** Opening Data records block **

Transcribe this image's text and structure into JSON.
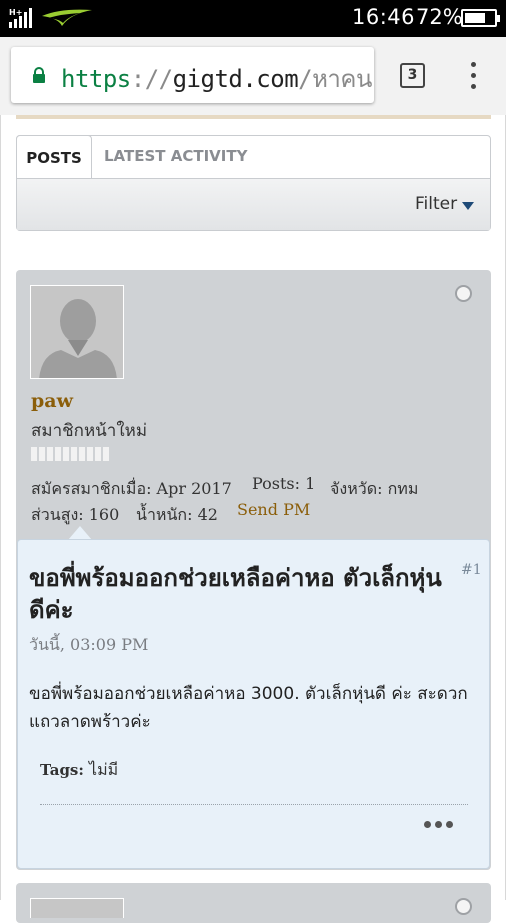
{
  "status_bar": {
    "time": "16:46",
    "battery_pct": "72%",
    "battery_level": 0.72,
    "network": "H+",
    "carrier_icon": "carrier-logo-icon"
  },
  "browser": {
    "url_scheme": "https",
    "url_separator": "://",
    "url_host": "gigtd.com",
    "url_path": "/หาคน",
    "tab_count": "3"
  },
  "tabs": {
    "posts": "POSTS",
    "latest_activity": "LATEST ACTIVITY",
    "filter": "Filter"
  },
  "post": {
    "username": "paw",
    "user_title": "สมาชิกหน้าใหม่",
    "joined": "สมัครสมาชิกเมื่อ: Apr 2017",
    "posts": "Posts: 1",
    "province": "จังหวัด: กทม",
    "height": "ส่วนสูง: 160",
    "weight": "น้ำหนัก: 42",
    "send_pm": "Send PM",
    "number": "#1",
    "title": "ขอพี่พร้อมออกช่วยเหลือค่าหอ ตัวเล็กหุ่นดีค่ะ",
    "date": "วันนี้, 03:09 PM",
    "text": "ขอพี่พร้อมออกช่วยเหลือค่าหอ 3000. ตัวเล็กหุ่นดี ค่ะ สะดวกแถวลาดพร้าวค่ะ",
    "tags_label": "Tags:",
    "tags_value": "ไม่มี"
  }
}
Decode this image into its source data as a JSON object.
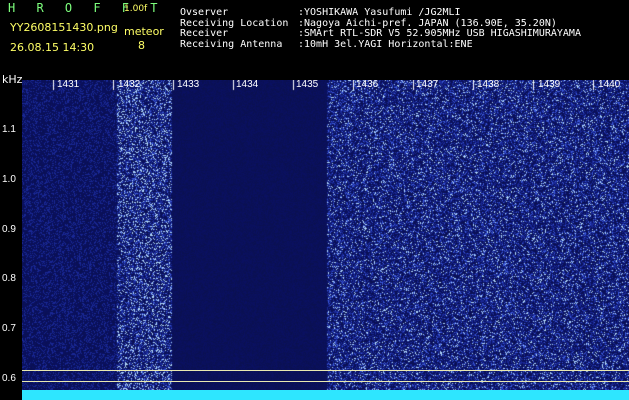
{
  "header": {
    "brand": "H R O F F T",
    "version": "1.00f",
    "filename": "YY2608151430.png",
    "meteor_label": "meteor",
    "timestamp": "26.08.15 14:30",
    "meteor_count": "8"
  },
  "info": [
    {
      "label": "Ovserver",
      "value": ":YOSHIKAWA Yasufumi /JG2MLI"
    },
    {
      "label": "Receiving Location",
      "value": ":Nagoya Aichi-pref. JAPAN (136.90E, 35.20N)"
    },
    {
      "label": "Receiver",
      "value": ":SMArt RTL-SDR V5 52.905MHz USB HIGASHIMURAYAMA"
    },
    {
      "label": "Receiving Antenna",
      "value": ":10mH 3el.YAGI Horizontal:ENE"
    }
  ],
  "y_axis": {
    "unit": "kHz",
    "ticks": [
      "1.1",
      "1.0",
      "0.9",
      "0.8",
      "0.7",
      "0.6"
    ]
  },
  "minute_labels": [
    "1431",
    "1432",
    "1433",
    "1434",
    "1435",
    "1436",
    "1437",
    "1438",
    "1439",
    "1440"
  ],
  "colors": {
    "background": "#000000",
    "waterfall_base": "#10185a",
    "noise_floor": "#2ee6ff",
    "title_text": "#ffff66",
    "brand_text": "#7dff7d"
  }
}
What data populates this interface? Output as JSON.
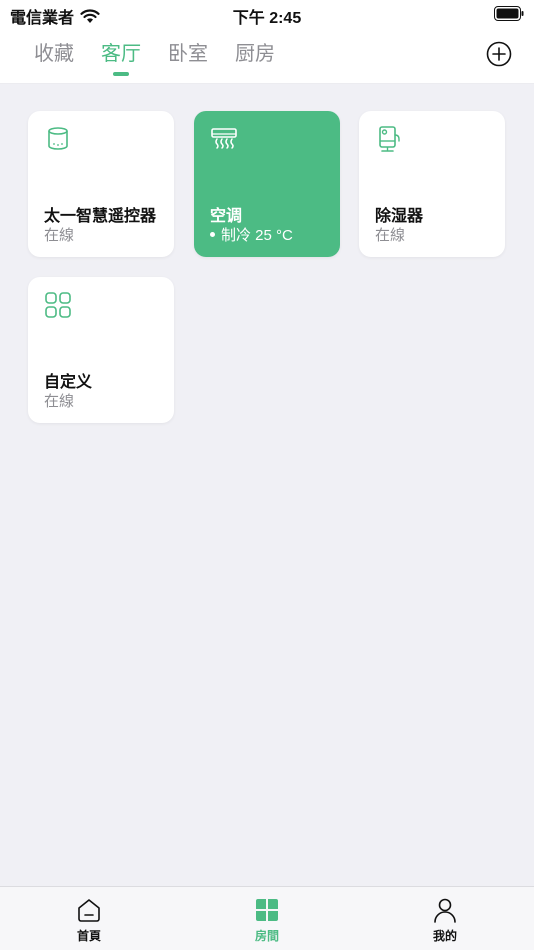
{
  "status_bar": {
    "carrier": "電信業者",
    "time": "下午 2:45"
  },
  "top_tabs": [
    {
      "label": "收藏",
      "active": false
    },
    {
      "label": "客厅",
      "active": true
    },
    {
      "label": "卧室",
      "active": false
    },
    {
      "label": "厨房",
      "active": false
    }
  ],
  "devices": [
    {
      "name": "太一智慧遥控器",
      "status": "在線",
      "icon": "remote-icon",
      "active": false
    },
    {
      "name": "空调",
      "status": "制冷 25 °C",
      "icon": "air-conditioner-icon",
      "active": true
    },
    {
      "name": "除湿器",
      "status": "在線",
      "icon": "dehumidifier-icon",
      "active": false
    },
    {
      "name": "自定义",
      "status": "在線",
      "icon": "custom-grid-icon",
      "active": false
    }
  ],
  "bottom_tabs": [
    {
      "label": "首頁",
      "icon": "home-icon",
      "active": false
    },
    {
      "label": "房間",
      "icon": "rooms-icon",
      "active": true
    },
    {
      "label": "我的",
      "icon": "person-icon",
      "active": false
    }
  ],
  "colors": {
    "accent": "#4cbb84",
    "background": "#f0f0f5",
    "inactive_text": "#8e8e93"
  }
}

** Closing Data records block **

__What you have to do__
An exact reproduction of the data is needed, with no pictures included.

__Answer for this exercise__
Transcribe this image's text and structure into JSON.
{
  "status_bar": {
    "time": "16:46",
    "battery_pct": "72%",
    "battery_level": 0.72,
    "network": "H+",
    "carrier_icon": "carrier-logo-icon"
  },
  "browser": {
    "url_scheme": "https",
    "url_separator": "://",
    "url_host": "gigtd.com",
    "url_path": "/หาคน",
    "tab_count": "3"
  },
  "tabs": {
    "posts": "POSTS",
    "latest_activity": "LATEST ACTIVITY",
    "filter": "Filter"
  },
  "post": {
    "username": "paw",
    "user_title": "สมาชิกหน้าใหม่",
    "joined": "สมัครสมาชิกเมื่อ: Apr 2017",
    "posts": "Posts: 1",
    "province": "จังหวัด: กทม",
    "height": "ส่วนสูง: 160",
    "weight": "น้ำหนัก: 42",
    "send_pm": "Send PM",
    "number": "#1",
    "title": "ขอพี่พร้อมออกช่วยเหลือค่าหอ ตัวเล็กหุ่นดีค่ะ",
    "date": "วันนี้, 03:09 PM",
    "text": "ขอพี่พร้อมออกช่วยเหลือค่าหอ 3000. ตัวเล็กหุ่นดี ค่ะ สะดวกแถวลาดพร้าวค่ะ",
    "tags_label": "Tags:",
    "tags_value": "ไม่มี"
  }
}
Decode this image into its source data as a JSON object.
{
  "header": {
    "brand": "H R O F F T",
    "version": "1.00f",
    "filename": "YY2608151430.png",
    "meteor_label": "meteor",
    "timestamp": "26.08.15 14:30",
    "meteor_count": "8"
  },
  "info": [
    {
      "label": "Ovserver",
      "value": ":YOSHIKAWA Yasufumi /JG2MLI"
    },
    {
      "label": "Receiving Location",
      "value": ":Nagoya Aichi-pref. JAPAN (136.90E, 35.20N)"
    },
    {
      "label": "Receiver",
      "value": ":SMArt RTL-SDR V5 52.905MHz USB HIGASHIMURAYAMA"
    },
    {
      "label": "Receiving Antenna",
      "value": ":10mH 3el.YAGI Horizontal:ENE"
    }
  ],
  "y_axis": {
    "unit": "kHz",
    "ticks": [
      "1.1",
      "1.0",
      "0.9",
      "0.8",
      "0.7",
      "0.6"
    ]
  },
  "minute_labels": [
    "1431",
    "1432",
    "1433",
    "1434",
    "1435",
    "1436",
    "1437",
    "1438",
    "1439",
    "1440"
  ],
  "colors": {
    "background": "#000000",
    "waterfall_base": "#10185a",
    "noise_floor": "#2ee6ff",
    "title_text": "#ffff66",
    "brand_text": "#7dff7d"
  }
}
What data populates this interface? Output as JSON.
{
  "status_bar": {
    "carrier": "電信業者",
    "time": "下午 2:45"
  },
  "top_tabs": [
    {
      "label": "收藏",
      "active": false
    },
    {
      "label": "客厅",
      "active": true
    },
    {
      "label": "卧室",
      "active": false
    },
    {
      "label": "厨房",
      "active": false
    }
  ],
  "devices": [
    {
      "name": "太一智慧遥控器",
      "status": "在線",
      "icon": "remote-icon",
      "active": false
    },
    {
      "name": "空调",
      "status": "制冷 25 °C",
      "icon": "air-conditioner-icon",
      "active": true
    },
    {
      "name": "除湿器",
      "status": "在線",
      "icon": "dehumidifier-icon",
      "active": false
    },
    {
      "name": "自定义",
      "status": "在線",
      "icon": "custom-grid-icon",
      "active": false
    }
  ],
  "bottom_tabs": [
    {
      "label": "首頁",
      "icon": "home-icon",
      "active": false
    },
    {
      "label": "房間",
      "icon": "rooms-icon",
      "active": true
    },
    {
      "label": "我的",
      "icon": "person-icon",
      "active": false
    }
  ],
  "colors": {
    "accent": "#4cbb84",
    "background": "#f0f0f5",
    "inactive_text": "#8e8e93"
  }
}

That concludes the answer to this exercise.